* **App and web page records**
· · · · ·
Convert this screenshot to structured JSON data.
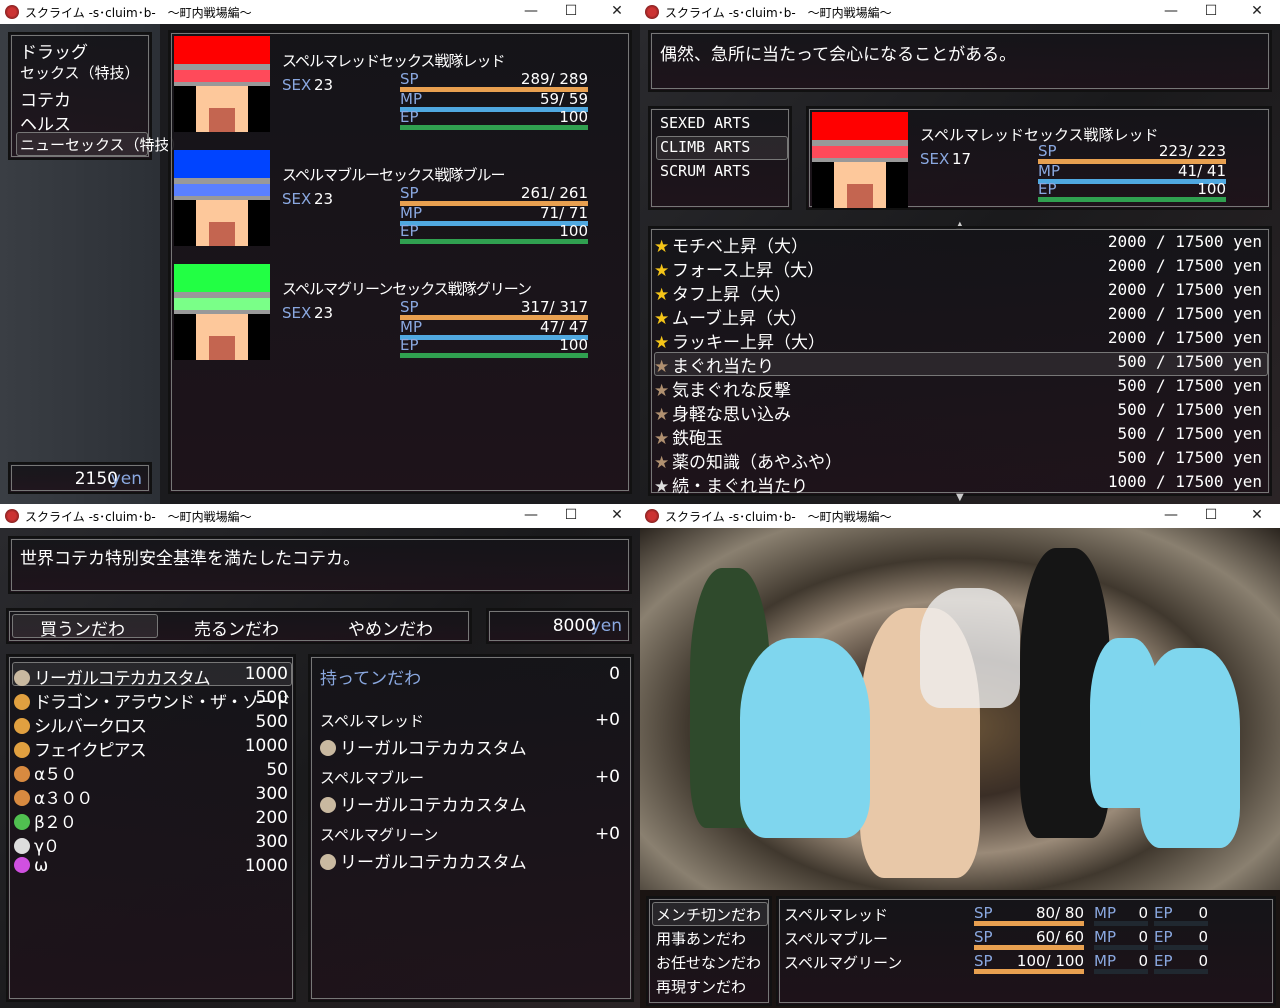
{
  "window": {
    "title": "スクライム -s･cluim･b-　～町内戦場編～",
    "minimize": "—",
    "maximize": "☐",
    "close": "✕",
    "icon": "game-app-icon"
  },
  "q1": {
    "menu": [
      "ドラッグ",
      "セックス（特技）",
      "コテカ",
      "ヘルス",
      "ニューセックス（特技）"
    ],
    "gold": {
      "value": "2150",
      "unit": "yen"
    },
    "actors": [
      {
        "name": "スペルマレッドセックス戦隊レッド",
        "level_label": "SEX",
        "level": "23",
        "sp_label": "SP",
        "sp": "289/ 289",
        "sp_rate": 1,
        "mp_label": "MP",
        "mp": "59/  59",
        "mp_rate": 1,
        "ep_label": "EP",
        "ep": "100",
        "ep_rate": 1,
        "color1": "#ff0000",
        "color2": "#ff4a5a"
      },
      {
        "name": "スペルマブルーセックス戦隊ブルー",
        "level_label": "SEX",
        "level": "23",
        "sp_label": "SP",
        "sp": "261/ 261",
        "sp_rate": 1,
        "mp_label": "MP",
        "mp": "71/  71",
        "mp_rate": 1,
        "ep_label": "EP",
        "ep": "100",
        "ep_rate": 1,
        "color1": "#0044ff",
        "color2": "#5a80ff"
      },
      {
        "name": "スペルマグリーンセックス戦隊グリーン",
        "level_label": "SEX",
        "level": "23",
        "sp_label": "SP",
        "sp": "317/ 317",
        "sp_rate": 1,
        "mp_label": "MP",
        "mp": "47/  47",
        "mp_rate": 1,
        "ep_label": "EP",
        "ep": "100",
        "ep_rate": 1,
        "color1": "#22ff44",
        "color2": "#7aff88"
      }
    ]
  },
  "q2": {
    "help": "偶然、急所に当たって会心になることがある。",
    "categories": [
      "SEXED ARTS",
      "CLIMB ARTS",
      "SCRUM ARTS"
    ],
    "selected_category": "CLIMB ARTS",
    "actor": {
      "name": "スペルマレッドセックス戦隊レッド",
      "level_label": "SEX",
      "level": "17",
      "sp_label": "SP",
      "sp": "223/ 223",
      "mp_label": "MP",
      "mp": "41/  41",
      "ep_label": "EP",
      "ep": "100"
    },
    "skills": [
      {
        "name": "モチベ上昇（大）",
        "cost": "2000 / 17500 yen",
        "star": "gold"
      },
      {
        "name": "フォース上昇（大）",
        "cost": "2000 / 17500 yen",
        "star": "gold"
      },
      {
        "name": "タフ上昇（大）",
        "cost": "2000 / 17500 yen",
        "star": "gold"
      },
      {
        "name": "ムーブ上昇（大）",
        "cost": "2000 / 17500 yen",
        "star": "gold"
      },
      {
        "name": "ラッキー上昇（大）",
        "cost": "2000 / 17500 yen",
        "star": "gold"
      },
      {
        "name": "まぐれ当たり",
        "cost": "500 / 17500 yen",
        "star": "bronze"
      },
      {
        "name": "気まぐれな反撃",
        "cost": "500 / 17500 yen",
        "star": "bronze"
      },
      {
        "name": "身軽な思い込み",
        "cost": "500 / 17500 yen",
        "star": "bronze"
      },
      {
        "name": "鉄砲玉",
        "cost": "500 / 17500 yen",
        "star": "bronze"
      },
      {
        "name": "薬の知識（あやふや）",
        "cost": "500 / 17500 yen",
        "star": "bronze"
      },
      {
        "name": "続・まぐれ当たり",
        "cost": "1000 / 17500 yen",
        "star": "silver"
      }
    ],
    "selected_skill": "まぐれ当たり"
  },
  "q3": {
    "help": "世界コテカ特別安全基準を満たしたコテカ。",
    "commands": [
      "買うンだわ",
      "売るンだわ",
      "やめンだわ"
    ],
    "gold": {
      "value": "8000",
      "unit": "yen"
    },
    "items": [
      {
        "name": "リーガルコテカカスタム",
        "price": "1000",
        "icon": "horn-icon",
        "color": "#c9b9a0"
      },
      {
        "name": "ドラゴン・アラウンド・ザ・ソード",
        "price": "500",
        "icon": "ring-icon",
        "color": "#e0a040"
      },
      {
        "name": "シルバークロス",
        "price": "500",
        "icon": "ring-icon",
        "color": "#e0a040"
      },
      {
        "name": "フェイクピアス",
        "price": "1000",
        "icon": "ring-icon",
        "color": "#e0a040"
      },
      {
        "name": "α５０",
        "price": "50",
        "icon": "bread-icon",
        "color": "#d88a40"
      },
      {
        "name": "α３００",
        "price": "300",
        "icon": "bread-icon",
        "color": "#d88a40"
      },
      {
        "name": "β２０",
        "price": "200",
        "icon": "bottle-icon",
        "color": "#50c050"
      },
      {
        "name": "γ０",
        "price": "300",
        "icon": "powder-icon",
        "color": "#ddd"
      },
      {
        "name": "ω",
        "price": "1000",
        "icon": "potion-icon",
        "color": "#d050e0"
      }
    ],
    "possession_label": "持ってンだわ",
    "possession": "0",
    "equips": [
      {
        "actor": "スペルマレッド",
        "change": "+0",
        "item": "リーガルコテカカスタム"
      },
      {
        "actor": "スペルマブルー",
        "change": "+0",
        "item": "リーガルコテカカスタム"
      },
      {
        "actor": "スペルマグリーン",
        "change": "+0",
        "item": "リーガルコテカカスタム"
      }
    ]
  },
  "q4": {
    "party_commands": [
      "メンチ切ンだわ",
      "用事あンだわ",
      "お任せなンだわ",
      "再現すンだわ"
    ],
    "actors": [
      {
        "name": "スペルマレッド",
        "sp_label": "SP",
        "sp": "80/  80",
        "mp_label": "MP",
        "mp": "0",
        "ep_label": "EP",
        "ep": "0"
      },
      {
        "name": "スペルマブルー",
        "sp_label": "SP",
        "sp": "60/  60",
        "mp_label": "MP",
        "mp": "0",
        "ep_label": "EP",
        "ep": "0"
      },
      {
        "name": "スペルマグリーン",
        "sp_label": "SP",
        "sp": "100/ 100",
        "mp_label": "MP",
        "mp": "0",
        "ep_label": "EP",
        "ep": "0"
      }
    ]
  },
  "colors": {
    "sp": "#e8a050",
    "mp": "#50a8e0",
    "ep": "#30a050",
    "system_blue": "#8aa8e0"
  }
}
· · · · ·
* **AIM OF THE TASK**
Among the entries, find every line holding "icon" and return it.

* **EXERCISE OUTPUT**
    "icon": "game-app-icon"
        "icon": "horn-icon",
        "icon": "ring-icon",
        "icon": "ring-icon",
        "icon": "ring-icon",
        "icon": "bread-icon",
        "icon": "bread-icon",
        "icon": "bottle-icon",
        "icon": "powder-icon",
        "icon": "potion-icon",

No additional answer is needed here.